Each night at precisely 6:30 p.m., my family and I unfailingly gather inside our living room in anticipation of Pat Sajak’s announcement that is cheerful “It’s time for you to spin the wheel!” Therefore the game is afoot, our banter punctuated by the potential of either big rewards or even bigger bankruptcies: “She has to know that word—my goodness, exactly why is she buying a vowel?!”
While a game title like Wheel of Fortune is full of financial pitfalls, I wasn’t ever much interested when you look at the money or cars that are new be won. I came across myself attracted to the letters and playful application of this English alphabet, the https://edubirdies.org/buy-essay-online/ intricate units of language.
By way of example, phrases like “I favor you,” whose emotion that is incredible quantized to a mere collection of eight letters, never cease to amaze me. I am” or an existential crisis posed by “Am I”, I recognized at a young age how letters and their order impact language whether it’s the definitive pang of a simple.
Spelling bees were always my forte. I’ve for ages been able to visualize words after which verbally string consonants that are individual vowels together. I might not need known this is of every word I spelled, I knew that soliloquy always pushed my buttons: that -quy ending was so bizarre yet memorable!

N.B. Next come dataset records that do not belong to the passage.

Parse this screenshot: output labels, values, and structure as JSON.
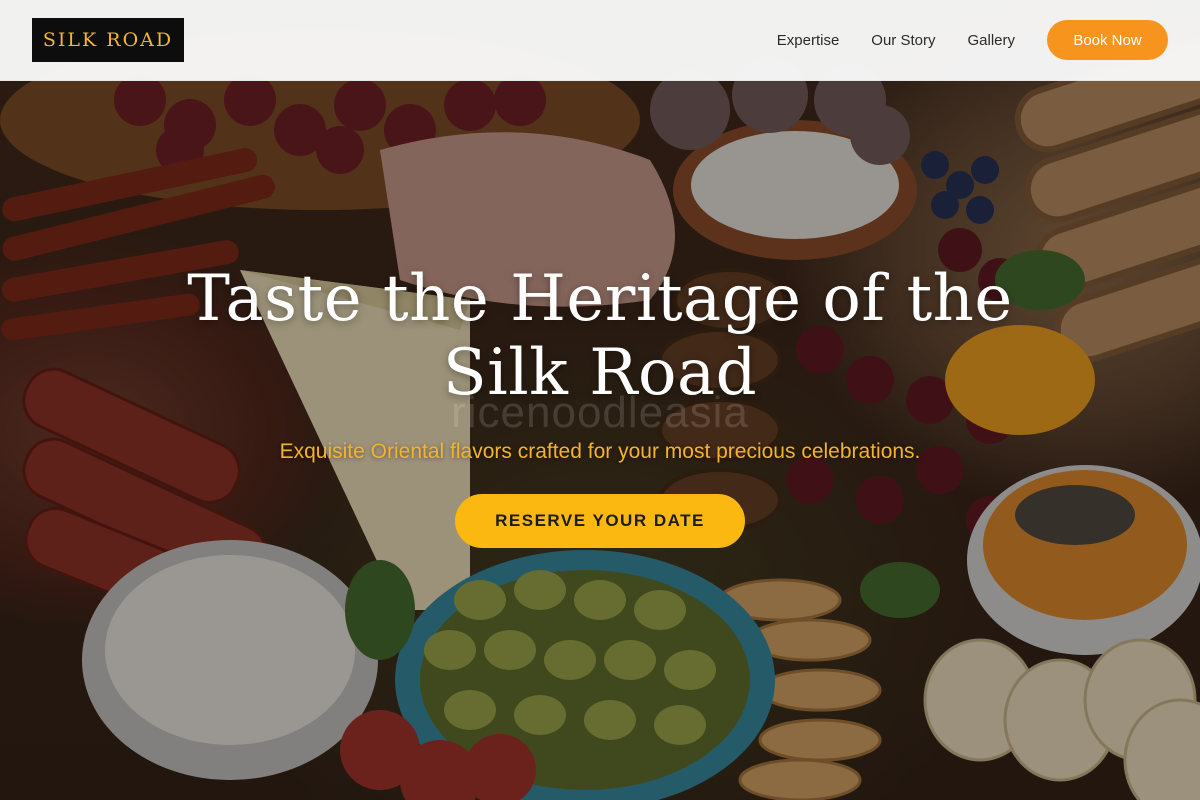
{
  "brand": {
    "logo_text": "SILK ROAD"
  },
  "nav": {
    "links": [
      "Expertise",
      "Our Story",
      "Gallery"
    ],
    "cta_label": "Book Now"
  },
  "hero": {
    "title_line1": "Taste the Heritage of the",
    "title_line2": "Silk Road",
    "watermark": "ricenoodleasia",
    "subtitle": "Exquisite Oriental flavors crafted for your most precious celebrations.",
    "cta_label": "RESERVE YOUR DATE",
    "background_subject": "charcuterie-platter-photo"
  },
  "colors": {
    "header_bg": "#fafafa",
    "logo_bg": "#0d0d0d",
    "logo_text": "#f0b73a",
    "book_button": "#f7941d",
    "cta_button": "#fbb810",
    "subtitle": "#f3b32a"
  }
}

And intaglio with its“g that is silent rolled off the tongue like cultured butter.
Eventually, letters assembled into greater and much more complex words.

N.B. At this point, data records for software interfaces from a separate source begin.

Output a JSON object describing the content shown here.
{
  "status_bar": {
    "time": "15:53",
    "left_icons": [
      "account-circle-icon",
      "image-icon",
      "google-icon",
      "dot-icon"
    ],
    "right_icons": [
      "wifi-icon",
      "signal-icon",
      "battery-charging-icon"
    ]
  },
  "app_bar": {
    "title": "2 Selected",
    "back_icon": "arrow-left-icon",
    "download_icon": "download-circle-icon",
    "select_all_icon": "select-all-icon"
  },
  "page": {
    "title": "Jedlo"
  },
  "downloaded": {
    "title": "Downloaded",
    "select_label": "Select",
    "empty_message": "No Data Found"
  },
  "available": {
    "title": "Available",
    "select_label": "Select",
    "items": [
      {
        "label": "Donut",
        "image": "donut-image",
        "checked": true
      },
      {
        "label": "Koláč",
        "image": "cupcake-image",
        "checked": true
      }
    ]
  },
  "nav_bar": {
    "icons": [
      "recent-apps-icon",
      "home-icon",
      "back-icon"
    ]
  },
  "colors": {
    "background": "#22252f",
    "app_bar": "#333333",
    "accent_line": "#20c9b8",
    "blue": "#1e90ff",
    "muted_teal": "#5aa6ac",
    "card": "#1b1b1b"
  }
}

I became an avid reader early on, devouring book after book. Some real (epitome, effervescence, apricity), and others fully fictitious (doubleplusgood), and collected all my favorites in a little journal, my Panoply of Words from the Magic Treehouse series to the too real 1984, the distressing The Bell Jar, and Tagore’s quaint short stories, I accumulated an ocean of new words.
Add the very fact I was able to add other exotic words that I was raised in a Bengali household and studied Spanish in high school for four years, and. Sinfin, zanahoria, katukutu, and churanto soon took their rightful places alongside my favorites that are english.
And yet, with this right period of vocabulary enrichment, I never believed that Honors English and Biology had much in accordance. Imagine my surprise one as a freshman as I was nonchalantly flipping through a science textbook night. I come upon fascinating new terms: adiabatic, axiom, cotyledon, phalanges…and i really couldn’t help but wonder why these non-literary, seemingly random words were drawing me in. These words had sharp syllables, were challenging to enunciate, and didn’t possess any particularly abstract meaning.
It’s equal parts humbling and enthralling to imagine that I, Romila, might still have something to add to that scientific glossary, a little permutation of my own that could transcend some facet of human understanding. That knows, but I’m definitely game to give the wheel a spin, Pat, to see where I am taken by it.
So long as I can remember, one of my pastimes that are favorite been manipulating those tricky permutations of 26 letters to fill in that signature, bright green gridded board of Wheel of Fortune.
Each night at precisely 6:30 p.m., my loved ones and I unfailingly gather within our family area in anticipation of Pat Sajak’s cheerful announcement: “It’s time to spin the wheel!” Plus the game is afoot, our banter punctuated because of the potential of either big rewards or even bigger bankruptcies: “She has to understand that word—my goodness, exactly why is she buying a vowel?!”
While a casino game like Wheel of Fortune is filled with financial pitfalls, I wasn’t ever much interested in the money or new cars to be won. I discovered myself interested in the letters and playful application of this English alphabet, the intricate units of language.